On Dec. 14, 2021, Ernest Ray Snow Jr. filed a “Verified Petition to Prohibit Disclosure of Records of Traffic Infraction [sic] Class Conviction Under I.C. 34-28-5-15(b)(2)” in Marion Superior Court.
Snow’s petition said he had received a speeding ticket that had resulted in a judgment of conviction, but he had fulfilled all obligations under the judgment, which was at least five years old. Thus, Snow said the record of his conviction should be excluded from public access.
Three days after the filing, the trial court granted Snow’s petition, concluding, “The Indiana Bureau of Motor Vehicles; and each law enforcement agency is prohibited from disclosing or releasing the petitioner’s record or information in the Petitioner’s Traffic Infraction records to anyone without court order, other than a law enforcement officer acting in the course of the officer’s official duty.” The court further stated, “Petitioner shall be treated as if Petitioner had never been convicted of the offense.”
In February, the BMV filed a motion to intervene and a motion for relief from judgment pursuant to Indiana Trial Rule 60(B). The BMV claimed, among other arguments, that it is not subject to I.C. 34-28-5-15(b)(2) and asked the court to vacate or amend its order as it applied to the BMV.
The trial court granted the BMV’s motions and vacated its Dec. 17 order “to the extent that it prohibits the Indiana Bureau of Motor Vehicles from disclosing or releasing Ernest Ray Snow Jr.’s traffic infraction conviction records or information.”
On appeal, Snow argued the trial court should have denied the state’s motion for relief from judgment and allowed the original decision to remain in effect.
Look at the applicability of I.C. 34-28-5-15(b), the Court of Appeals ruled for the BMV on Wednesday.
“… (T)he BMV argues it is not subject to that statute because it is not an ‘operator of any state, regional, or local case management system.’ We agree,” Senior Judge Ezra Friedlander wrote. “The parties have not directed us to a statute that defines ‘case management system’ for purposes of Indiana Code section 34-28-5-15(b), and we have not found any in Title 34 of the Indiana Code. But other sections of the Code and Indiana’s court rules discuss case management systems in the context of courts and law enforcement officials maintaining records of civil or criminal actions.
“… The BMV is required by statute to maintain records for each licensed driver, including convictions for moving traffic violations,” Friedlander continued, citing I.C. 9-14-12-3 (2016). “But based on the usage of the term ‘case management system’ we have found in Indiana statutes and rules, maintaining individual driving records is dissimilar from keeping records of civil, criminal, or administrative cases.
“… (I)f we were to read Indiana Code section 34-28-5-15(b) as applying to the BMV to prevent disclosure of a driver’s infractions, that statute would conflict with the BMV’s statutory mandate to keep records open for public inspection,” Friedlander concluded. “And we are required to read statutes harmoniously unless the differences make the statutes so repugnant as to render them irreconcilable.”
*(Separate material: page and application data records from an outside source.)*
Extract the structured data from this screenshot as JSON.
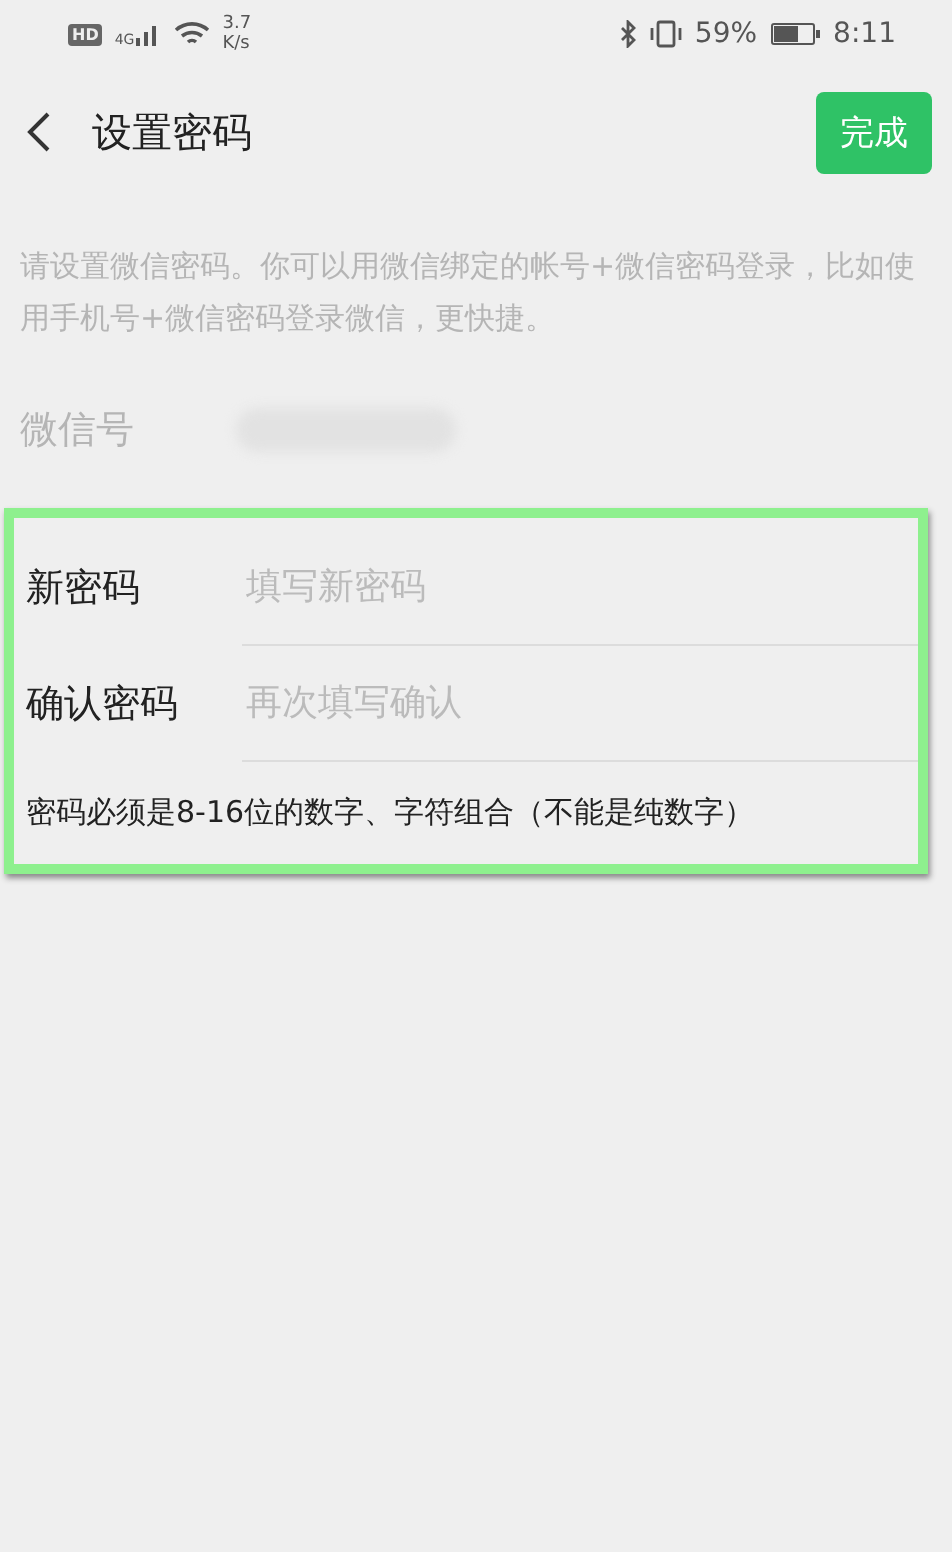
{
  "status_bar": {
    "hd": "HD",
    "network": "4G",
    "speed": "3.7",
    "speed_unit": "K/s",
    "battery": "59%",
    "time": "8:11"
  },
  "header": {
    "title": "设置密码",
    "done_button": "完成"
  },
  "intro": "请设置微信密码。你可以用微信绑定的帐号+微信密码登录，比如使用手机号+微信密码登录微信，更快捷。",
  "wechat_id": {
    "label": "微信号"
  },
  "fields": [
    {
      "label": "新密码",
      "placeholder": "填写新密码"
    },
    {
      "label": "确认密码",
      "placeholder": "再次填写确认"
    }
  ],
  "hint": "密码必须是8-16位的数字、字符组合（不能是纯数字）"
}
The case is Ernest Ray Snow, Jr. v. State of Indiana, Bureau of Motor Vehicles, 22A-IF-471.